I’m now in an awkward situation vis-a-vis my conversion, in that I waited a pretty long time to even start studying with the rabbi, and now, it’s six months, give or take a little, and he’s already expecting me to make major lifestyle changes — and I know this will only increase once we start learning about Shabbat. Not that I don’t already try to observe Shabbat as much as possible, but it’s still a logistical challenge at this point.
On top of that, everything I’ve read about conversions indicates (although my friend RH didn’t seem to think this was so) that the Beit Din usually likes to meet with the candidate multiple times over the course of their study and practice process, basically to assess their sincerity and gauge their progress. I imagine some spot-quizzing and Hebrew reading demonstrations are also required. I was also under the impression that they generally liked for prospective candidates to go through at least one year of observing Jewish holidays, which I have not done (see “I’m BAAAAACK!”, where I talk about doing Ta’anit Esther/Purim as my first real Jewish holidays).
Now it feels almost like I’m being rushed into living completely Jewishly before I’m actually ready. I honestly wasn’t expecting us to be this far along in the course curriculum by now; many, many, many people I’ve spoken to in person about conversions are of the opinion that it usually takes years (although, to be fair, I did come in with some knowledge of Hebrew, and a relatively high amount of Jewish literacy for a non-Jew). I also don’t really feel I’m ready to take these steps yet, as I’m still struggling with remembering to say the brachot, and various other things.
On the other hand, there is part of me that (I can’t deny) just wants to drop everything, find a nice apartment near the shul like, tomorrow, set up my kosher kitchen immediately, and begin my new Jewish life as soon as possible.

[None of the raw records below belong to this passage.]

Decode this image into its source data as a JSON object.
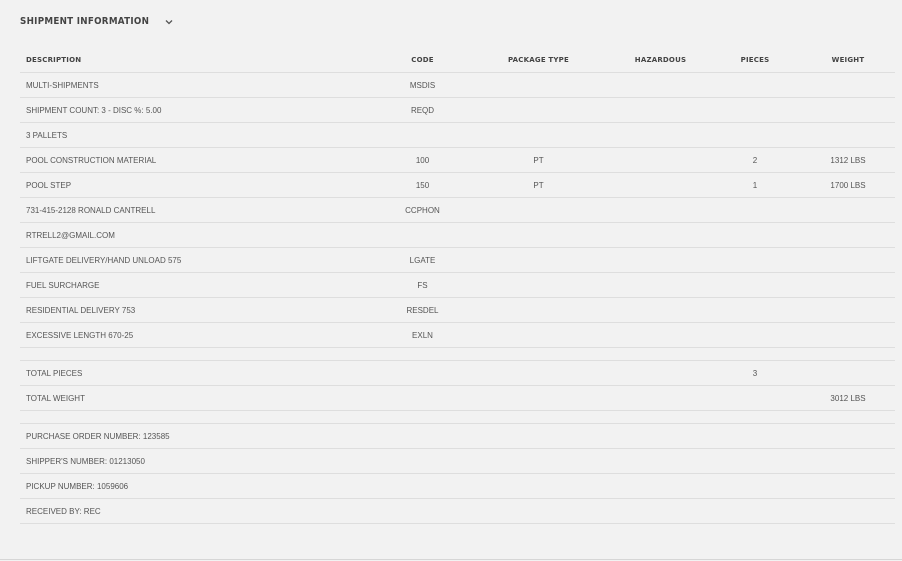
{
  "section": {
    "title": "SHIPMENT INFORMATION",
    "chevron_icon": "chevron-down-icon"
  },
  "table": {
    "headers": {
      "description": "DESCRIPTION",
      "code": "CODE",
      "package_type": "PACKAGE TYPE",
      "hazardous": "HAZARDOUS",
      "pieces": "PIECES",
      "weight": "WEIGHT"
    },
    "rows": [
      {
        "description": "MULTI-SHIPMENTS",
        "code": "MSDIS",
        "package_type": "",
        "hazardous": "",
        "pieces": "",
        "weight": ""
      },
      {
        "description": "SHIPMENT COUNT: 3 - DISC %: 5.00",
        "code": "REQD",
        "package_type": "",
        "hazardous": "",
        "pieces": "",
        "weight": ""
      },
      {
        "description": "3 PALLETS",
        "code": "",
        "package_type": "",
        "hazardous": "",
        "pieces": "",
        "weight": ""
      },
      {
        "description": "POOL CONSTRUCTION MATERIAL",
        "code": "100",
        "package_type": "PT",
        "hazardous": "",
        "pieces": "2",
        "weight": "1312 LBS"
      },
      {
        "description": "POOL STEP",
        "code": "150",
        "package_type": "PT",
        "hazardous": "",
        "pieces": "1",
        "weight": "1700 LBS"
      },
      {
        "description": "731-415-2128 RONALD CANTRELL",
        "code": "CCPHON",
        "package_type": "",
        "hazardous": "",
        "pieces": "",
        "weight": ""
      },
      {
        "description": "RTRELL2@GMAIL.COM",
        "code": "",
        "package_type": "",
        "hazardous": "",
        "pieces": "",
        "weight": ""
      },
      {
        "description": "LIFTGATE DELIVERY/HAND UNLOAD 575",
        "code": "LGATE",
        "package_type": "",
        "hazardous": "",
        "pieces": "",
        "weight": ""
      },
      {
        "description": "FUEL SURCHARGE",
        "code": "FS",
        "package_type": "",
        "hazardous": "",
        "pieces": "",
        "weight": ""
      },
      {
        "description": "RESIDENTIAL DELIVERY 753",
        "code": "RESDEL",
        "package_type": "",
        "hazardous": "",
        "pieces": "",
        "weight": ""
      },
      {
        "description": "EXCESSIVE LENGTH 670-25",
        "code": "EXLN",
        "package_type": "",
        "hazardous": "",
        "pieces": "",
        "weight": ""
      }
    ],
    "totals": [
      {
        "description": "TOTAL PIECES",
        "code": "",
        "package_type": "",
        "hazardous": "",
        "pieces": "3",
        "weight": ""
      },
      {
        "description": "TOTAL WEIGHT",
        "code": "",
        "package_type": "",
        "hazardous": "",
        "pieces": "",
        "weight": "3012 LBS"
      }
    ],
    "references": [
      {
        "description": "PURCHASE ORDER NUMBER: 123585"
      },
      {
        "description": "SHIPPER'S NUMBER: 01213050"
      },
      {
        "description": "PICKUP NUMBER: 1059606"
      },
      {
        "description": "RECEIVED BY: REC"
      }
    ]
  }
}
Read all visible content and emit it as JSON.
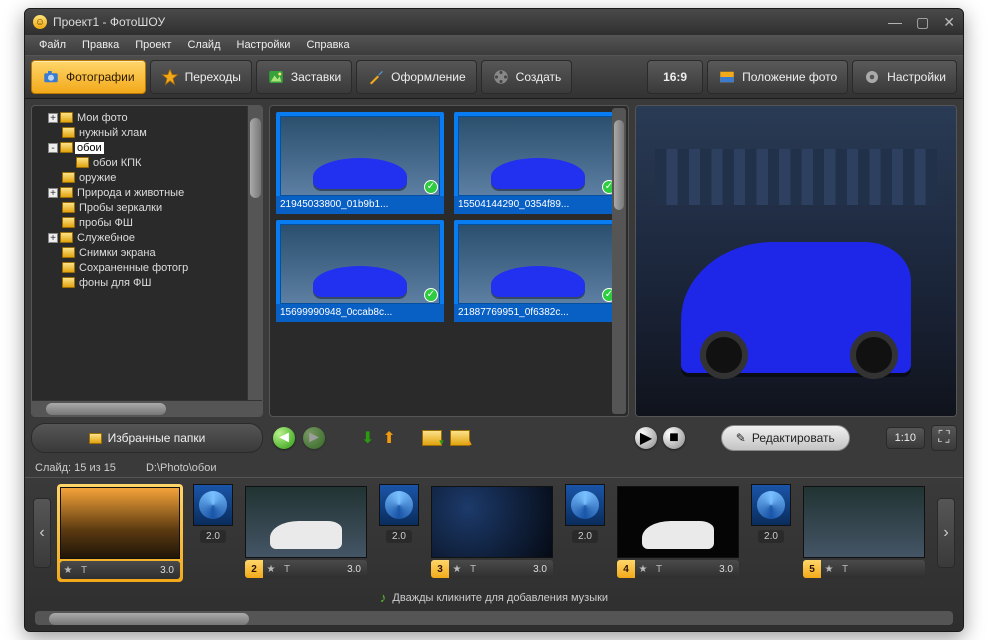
{
  "title": "Проект1 - ФотоШОУ",
  "menu": [
    "Файл",
    "Правка",
    "Проект",
    "Слайд",
    "Настройки",
    "Справка"
  ],
  "tabs": {
    "photos": "Фотографии",
    "transitions": "Переходы",
    "bumpers": "Заставки",
    "design": "Оформление",
    "create": "Создать"
  },
  "right_toolbar": {
    "ratio": "16:9",
    "position": "Положение фото",
    "settings": "Настройки"
  },
  "tree": [
    {
      "indent": 1,
      "exp": "+",
      "label": "Мои фото"
    },
    {
      "indent": 1,
      "exp": "",
      "label": "нужный хлам"
    },
    {
      "indent": 1,
      "exp": "-",
      "label": "обои",
      "selected": true
    },
    {
      "indent": 2,
      "exp": "",
      "label": "обои КПК"
    },
    {
      "indent": 1,
      "exp": "",
      "label": "оружие"
    },
    {
      "indent": 1,
      "exp": "+",
      "label": "Природа и животные"
    },
    {
      "indent": 1,
      "exp": "",
      "label": "Пробы зеркалки"
    },
    {
      "indent": 1,
      "exp": "",
      "label": "пробы ФШ"
    },
    {
      "indent": 1,
      "exp": "+",
      "label": "Служебное"
    },
    {
      "indent": 1,
      "exp": "",
      "label": "Снимки экрана"
    },
    {
      "indent": 1,
      "exp": "",
      "label": "Сохраненные фотогр"
    },
    {
      "indent": 1,
      "exp": "",
      "label": "фоны для ФШ"
    }
  ],
  "favorites_btn": "Избранные папки",
  "thumbs": [
    {
      "caption": "21945033800_01b9b1..."
    },
    {
      "caption": "15504144290_0354f89..."
    },
    {
      "caption": "15699990948_0ccab8c..."
    },
    {
      "caption": "21887769951_0f6382c..."
    }
  ],
  "preview": {
    "edit": "Редактировать",
    "time": "1:10"
  },
  "status": {
    "slide_count": "Слайд: 15 из 15",
    "path": "D:\\Photo\\обои"
  },
  "timeline": {
    "slides": [
      {
        "num": "",
        "dur": "3.0",
        "kind": "sunset"
      },
      {
        "num": "2",
        "dur": "3.0",
        "kind": "white"
      },
      {
        "num": "3",
        "dur": "3.0",
        "kind": "darkblue"
      },
      {
        "num": "4",
        "dur": "3.0",
        "kind": "black"
      },
      {
        "num": "5",
        "dur": "",
        "kind": "cut"
      }
    ],
    "trans_dur": "2.0",
    "audio_prompt": "Дважды кликните для добавления музыки"
  }
}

My pragmatic, risk-averse, hard-headed (read: stubborn), raised-by-Scottish-people-money-watching side disagrees, however.
What am I gonna do?